Category XV Reforms: Different Rationale but Similar Beneficial Result

Satelite in spaceFirst, the news:  DDTC has just proposed to revise Category XV (Spacecraft Systems and Related Articles) of the USML to describe more precisely the articles warranting control. The revised definition of “defense service” is to include, among other things, details on the furnishing of assistance for certain spacecraft related activities. 78 Fed. Reg. 31444. Meanwhile, across town, BIS published proposed rules describing how these articles would be controlled on the CCL using new ECCNs: 9A515, 9B515, 9D515, and 9E515. For both these changes, interested persons have until July 8, 2013, to submit comments. 78 Fed. Reg. 31431

Now, the relevant back story:  The history of these Category XV items is unique. While the items in the new “600 series” were on the USML because they were/are on the Wassenaar military list or because they have inherently military applications, many of the Category XV items were never on the Wassenaar ML and do not have inherently military applications. Instead, they are there because, in 1999, Congress chose to express its ire about some serious leaks of satellite technology by legislating that essentially all civilian satellite-related items, whether or not related to the military, would henceforth be classified on the USML rather than the CCL. This resulted in considerable industry frustration for years.  Congress has finally backed off of this and eliminated this exception to the Administration’s classification authority, and the Administration has returned control over non-military satellites and technology to the CCL.

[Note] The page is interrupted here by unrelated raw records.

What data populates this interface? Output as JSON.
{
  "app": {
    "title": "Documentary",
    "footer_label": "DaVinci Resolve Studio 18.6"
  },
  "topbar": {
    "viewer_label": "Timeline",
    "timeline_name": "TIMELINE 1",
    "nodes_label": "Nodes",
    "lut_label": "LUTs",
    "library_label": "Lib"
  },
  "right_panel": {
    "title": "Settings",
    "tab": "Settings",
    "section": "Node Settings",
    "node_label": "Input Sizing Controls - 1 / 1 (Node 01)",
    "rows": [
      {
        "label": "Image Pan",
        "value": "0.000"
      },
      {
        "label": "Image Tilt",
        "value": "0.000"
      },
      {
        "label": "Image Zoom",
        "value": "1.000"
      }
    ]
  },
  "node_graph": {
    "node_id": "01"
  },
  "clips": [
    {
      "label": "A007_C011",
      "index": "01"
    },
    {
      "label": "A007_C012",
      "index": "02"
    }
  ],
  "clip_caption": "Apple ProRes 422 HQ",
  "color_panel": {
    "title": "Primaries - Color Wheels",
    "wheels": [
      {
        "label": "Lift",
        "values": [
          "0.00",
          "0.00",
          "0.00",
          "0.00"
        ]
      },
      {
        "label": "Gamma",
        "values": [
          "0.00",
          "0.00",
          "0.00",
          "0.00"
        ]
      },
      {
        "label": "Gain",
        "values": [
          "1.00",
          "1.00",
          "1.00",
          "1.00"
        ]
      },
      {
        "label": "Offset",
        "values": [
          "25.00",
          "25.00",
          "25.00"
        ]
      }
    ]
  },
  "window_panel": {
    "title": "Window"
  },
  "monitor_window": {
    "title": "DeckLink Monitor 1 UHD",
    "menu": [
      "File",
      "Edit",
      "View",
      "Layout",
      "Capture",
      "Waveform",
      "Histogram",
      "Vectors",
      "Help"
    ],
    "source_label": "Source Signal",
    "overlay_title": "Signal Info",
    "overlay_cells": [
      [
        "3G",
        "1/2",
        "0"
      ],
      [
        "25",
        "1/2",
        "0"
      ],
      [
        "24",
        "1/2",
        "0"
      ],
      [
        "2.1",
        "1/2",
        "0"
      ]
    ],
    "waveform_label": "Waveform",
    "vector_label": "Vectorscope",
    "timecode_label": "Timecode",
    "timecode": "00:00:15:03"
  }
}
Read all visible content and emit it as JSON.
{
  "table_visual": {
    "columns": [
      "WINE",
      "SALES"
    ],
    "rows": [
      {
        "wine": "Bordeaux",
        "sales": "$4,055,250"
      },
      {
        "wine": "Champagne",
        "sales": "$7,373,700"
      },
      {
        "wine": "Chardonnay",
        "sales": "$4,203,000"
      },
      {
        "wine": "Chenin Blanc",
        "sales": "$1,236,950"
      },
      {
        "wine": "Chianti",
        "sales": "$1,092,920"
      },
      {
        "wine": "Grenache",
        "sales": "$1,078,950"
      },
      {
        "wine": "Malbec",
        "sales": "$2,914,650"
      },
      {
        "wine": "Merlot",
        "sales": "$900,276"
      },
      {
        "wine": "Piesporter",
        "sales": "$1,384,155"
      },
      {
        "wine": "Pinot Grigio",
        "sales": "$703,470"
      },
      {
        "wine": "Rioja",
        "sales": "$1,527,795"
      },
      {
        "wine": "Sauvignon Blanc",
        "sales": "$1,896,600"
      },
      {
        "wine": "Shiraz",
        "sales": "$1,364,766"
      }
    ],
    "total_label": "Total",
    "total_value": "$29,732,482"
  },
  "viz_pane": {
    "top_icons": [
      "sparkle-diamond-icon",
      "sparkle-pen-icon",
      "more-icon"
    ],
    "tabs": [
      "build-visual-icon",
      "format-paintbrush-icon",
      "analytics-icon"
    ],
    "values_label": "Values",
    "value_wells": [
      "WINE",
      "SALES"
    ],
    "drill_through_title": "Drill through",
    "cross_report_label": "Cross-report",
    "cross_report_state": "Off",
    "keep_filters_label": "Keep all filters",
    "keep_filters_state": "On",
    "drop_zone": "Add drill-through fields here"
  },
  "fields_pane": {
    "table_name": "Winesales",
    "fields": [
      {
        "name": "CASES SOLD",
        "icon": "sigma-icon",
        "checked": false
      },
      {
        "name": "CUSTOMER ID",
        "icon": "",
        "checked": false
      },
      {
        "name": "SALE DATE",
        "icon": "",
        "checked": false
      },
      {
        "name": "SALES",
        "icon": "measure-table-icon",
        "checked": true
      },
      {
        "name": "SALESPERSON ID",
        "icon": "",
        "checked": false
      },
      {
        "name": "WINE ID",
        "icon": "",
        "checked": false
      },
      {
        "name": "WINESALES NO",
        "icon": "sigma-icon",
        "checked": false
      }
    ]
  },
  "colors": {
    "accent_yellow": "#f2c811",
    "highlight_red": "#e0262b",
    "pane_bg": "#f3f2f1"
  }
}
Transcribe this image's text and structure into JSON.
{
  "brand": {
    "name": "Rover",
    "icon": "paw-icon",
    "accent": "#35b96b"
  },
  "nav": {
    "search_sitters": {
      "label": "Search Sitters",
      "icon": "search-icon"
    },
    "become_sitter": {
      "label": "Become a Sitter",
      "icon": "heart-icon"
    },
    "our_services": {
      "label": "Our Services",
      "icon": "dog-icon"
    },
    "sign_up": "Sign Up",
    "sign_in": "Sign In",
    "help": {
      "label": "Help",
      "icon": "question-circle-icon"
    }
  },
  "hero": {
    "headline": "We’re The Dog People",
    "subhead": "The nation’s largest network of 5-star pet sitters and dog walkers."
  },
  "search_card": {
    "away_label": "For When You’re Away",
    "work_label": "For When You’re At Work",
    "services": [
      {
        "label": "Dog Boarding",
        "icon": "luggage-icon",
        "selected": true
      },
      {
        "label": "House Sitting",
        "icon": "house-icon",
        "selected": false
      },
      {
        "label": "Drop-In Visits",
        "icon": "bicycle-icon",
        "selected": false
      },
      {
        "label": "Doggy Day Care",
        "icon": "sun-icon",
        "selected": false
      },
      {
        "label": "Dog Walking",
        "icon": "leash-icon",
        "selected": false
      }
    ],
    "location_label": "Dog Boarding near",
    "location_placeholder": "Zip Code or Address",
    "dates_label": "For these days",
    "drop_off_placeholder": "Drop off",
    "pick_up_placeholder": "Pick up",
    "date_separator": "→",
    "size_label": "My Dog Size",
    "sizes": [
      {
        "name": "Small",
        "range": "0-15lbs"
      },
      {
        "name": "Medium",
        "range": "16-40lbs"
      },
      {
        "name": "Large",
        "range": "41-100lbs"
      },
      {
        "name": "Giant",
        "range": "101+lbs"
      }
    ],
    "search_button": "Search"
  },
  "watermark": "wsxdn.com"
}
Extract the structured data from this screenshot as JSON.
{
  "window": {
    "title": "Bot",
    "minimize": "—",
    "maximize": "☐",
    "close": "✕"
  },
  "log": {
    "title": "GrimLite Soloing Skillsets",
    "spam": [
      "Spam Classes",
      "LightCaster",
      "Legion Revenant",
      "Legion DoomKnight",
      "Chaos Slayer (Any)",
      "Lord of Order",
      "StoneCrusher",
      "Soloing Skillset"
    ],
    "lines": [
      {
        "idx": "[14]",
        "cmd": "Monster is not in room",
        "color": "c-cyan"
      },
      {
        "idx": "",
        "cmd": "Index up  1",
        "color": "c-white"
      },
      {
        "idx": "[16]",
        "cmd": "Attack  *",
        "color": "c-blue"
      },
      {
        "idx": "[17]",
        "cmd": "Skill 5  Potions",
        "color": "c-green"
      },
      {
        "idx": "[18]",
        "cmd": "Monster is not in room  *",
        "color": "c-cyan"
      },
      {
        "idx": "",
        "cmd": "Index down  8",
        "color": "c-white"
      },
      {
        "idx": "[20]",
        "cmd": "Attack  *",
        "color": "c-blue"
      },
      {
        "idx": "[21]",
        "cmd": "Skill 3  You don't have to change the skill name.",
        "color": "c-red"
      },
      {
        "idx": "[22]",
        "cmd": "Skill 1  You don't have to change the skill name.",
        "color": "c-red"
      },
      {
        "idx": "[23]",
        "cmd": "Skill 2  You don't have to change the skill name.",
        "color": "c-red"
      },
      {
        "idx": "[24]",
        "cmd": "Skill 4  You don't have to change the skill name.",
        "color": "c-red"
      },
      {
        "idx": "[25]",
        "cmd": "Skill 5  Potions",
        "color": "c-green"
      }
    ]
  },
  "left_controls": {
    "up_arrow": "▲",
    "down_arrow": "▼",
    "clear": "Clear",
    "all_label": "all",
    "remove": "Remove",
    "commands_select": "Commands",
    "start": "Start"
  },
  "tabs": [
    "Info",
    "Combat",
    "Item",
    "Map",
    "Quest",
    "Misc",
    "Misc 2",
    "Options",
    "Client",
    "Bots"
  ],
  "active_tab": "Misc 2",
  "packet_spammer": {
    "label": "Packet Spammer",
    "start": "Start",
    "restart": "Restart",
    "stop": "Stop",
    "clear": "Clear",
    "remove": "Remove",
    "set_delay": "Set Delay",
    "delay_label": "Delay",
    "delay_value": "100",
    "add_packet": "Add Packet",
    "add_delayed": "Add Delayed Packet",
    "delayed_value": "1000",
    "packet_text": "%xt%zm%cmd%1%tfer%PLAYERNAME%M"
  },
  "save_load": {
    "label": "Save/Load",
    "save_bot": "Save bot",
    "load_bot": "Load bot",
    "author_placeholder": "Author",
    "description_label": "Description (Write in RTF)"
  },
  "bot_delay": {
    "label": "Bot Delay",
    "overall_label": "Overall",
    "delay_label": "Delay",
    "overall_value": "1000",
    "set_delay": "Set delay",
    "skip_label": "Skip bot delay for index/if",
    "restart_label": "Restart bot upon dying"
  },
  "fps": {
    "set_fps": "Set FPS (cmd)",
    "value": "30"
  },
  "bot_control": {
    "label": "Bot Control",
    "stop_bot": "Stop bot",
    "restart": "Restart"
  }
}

These non-military Category XV items won’t move to the 600 series since that would again subject these items to military-like controls. Instead, a new 515 series has been created to accommodate these items. This does not presage a procession of new series in the coming months. A situation similar to Category XV should not recur in other categories because no others include items that are there for essentially non-relevant reasons.